I know Mr Clarke is not popular with Tory right-wingers. They don't like the fact that he is a keen European, and some still blame him for putting the knife into Mrs Thatcher back in 1990.
But the fact is that he is still the best weapon the party have in its battle to win over the floating voters. People believe in him and like him.
What David Cameron and his party now have to do is decide what they want to do in the next 15 months before the general election.
Do they want to retain a modest lead in the polls and risk seeing Labour come from behind and win like the Tories in 1992?
Or do they see it as more important to try to guarantee a victory by recalling the one man who can attract millions of floating voters to support the party for the first time since 1992?
IPSWICH is well placed to survive the recession and emerge into the middle of the next decade as a much better place to live.
Many of the Waterfront developments had already passed the point of no return before the credit crunch and both UCS and Suffolk New College are benefiting from the government's policy of investing in public services.
But we have to be careful to avoid complacency and recognise that the town is going to be changed substantially by the sharpest economic slowdown since the early 1980s.
The collapse of Woolworths came as a shock - the disappearance of a name that seems to have always been there is a clear sign of the problems facing the High Street.
In Ipswich it leaves a massive gap in Carr Street - a gap that is unlikely to be filled in a hurry. The seemingly endless saga that has accompanied the Mint Quarter proposals over the last 20 years seems no nearer a conclusion in the teeth of the economic storm.
And other gaps are set to open in the high street.
Oasis is set to close later this month while the delightful MyJuice bar has already gone from the Buttermarket.
Zavvi and Adams are in administration - and in both stores there are depressing signs of stocks being wound down.
I don't want to be a doom-monger, but there are dark warnings from experts that other well-known stores could also fail during 2009 which could lead to more gaps in the high street.
At the very best the current situation doesn't make it likely that there will be anyone moving into the old Littlewoods store which has now been empty for three years or Woolworths any time soon.
And while developer Turnstone is bullish about the new Westgate Centre, I can't help wondering just when that will all happen.

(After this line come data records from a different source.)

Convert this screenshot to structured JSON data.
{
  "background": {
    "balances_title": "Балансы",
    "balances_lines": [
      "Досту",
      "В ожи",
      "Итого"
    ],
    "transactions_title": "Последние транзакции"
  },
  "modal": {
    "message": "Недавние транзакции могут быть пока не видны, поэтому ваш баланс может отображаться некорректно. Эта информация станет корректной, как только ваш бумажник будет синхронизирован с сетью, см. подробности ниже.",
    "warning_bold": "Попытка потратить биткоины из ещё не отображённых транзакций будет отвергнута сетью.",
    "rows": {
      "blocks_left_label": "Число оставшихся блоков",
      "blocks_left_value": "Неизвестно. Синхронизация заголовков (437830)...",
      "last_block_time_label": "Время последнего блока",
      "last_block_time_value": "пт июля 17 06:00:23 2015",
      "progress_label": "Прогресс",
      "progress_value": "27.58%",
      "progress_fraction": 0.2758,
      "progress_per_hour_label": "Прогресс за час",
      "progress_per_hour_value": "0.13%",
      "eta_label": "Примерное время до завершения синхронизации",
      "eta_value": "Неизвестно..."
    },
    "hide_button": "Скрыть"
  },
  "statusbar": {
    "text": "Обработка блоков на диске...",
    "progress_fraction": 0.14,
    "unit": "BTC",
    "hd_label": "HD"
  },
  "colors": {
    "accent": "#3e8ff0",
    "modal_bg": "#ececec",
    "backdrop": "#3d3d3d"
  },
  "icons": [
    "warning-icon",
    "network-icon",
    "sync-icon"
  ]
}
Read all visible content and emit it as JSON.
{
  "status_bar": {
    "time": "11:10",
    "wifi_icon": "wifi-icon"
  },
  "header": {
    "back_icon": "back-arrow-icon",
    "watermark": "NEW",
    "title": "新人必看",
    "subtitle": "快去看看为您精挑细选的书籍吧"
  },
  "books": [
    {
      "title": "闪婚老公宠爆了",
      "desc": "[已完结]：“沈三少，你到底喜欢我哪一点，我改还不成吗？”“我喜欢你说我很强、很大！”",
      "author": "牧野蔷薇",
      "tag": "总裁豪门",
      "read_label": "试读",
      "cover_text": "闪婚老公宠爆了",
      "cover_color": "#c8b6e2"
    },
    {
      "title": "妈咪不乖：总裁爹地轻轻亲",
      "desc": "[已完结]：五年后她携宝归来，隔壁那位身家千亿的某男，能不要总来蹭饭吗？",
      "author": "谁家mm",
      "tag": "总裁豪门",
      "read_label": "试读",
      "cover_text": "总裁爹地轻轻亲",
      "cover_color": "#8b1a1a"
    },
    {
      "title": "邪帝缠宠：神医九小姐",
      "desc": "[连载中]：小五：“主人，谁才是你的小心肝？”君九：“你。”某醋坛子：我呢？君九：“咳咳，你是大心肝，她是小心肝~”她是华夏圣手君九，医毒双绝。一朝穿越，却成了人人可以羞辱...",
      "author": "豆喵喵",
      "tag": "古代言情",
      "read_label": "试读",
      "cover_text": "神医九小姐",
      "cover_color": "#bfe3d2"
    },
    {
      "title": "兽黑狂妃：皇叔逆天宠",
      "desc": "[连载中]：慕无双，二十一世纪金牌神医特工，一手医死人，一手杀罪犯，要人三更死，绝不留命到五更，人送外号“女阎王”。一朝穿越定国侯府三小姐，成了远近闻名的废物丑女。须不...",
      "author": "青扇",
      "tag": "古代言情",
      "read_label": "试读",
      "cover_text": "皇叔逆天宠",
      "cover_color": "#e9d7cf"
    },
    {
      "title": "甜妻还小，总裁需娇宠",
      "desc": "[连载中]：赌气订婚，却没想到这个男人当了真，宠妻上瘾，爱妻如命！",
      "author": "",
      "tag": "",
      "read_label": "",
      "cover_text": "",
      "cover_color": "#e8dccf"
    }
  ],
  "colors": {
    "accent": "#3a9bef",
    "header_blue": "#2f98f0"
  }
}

I would be a great deal more confident if we knew someone had definitely signed up to be the largest store in the development!
There is some good retailing news - the start of work on the new Asda at Stoke Park is great for that part of the town and Tesco's proposed new stores in and near the town centre are good news as well.
But anyone who thinks that Ipswich will escape the recession completely could be in for a sharp reality check.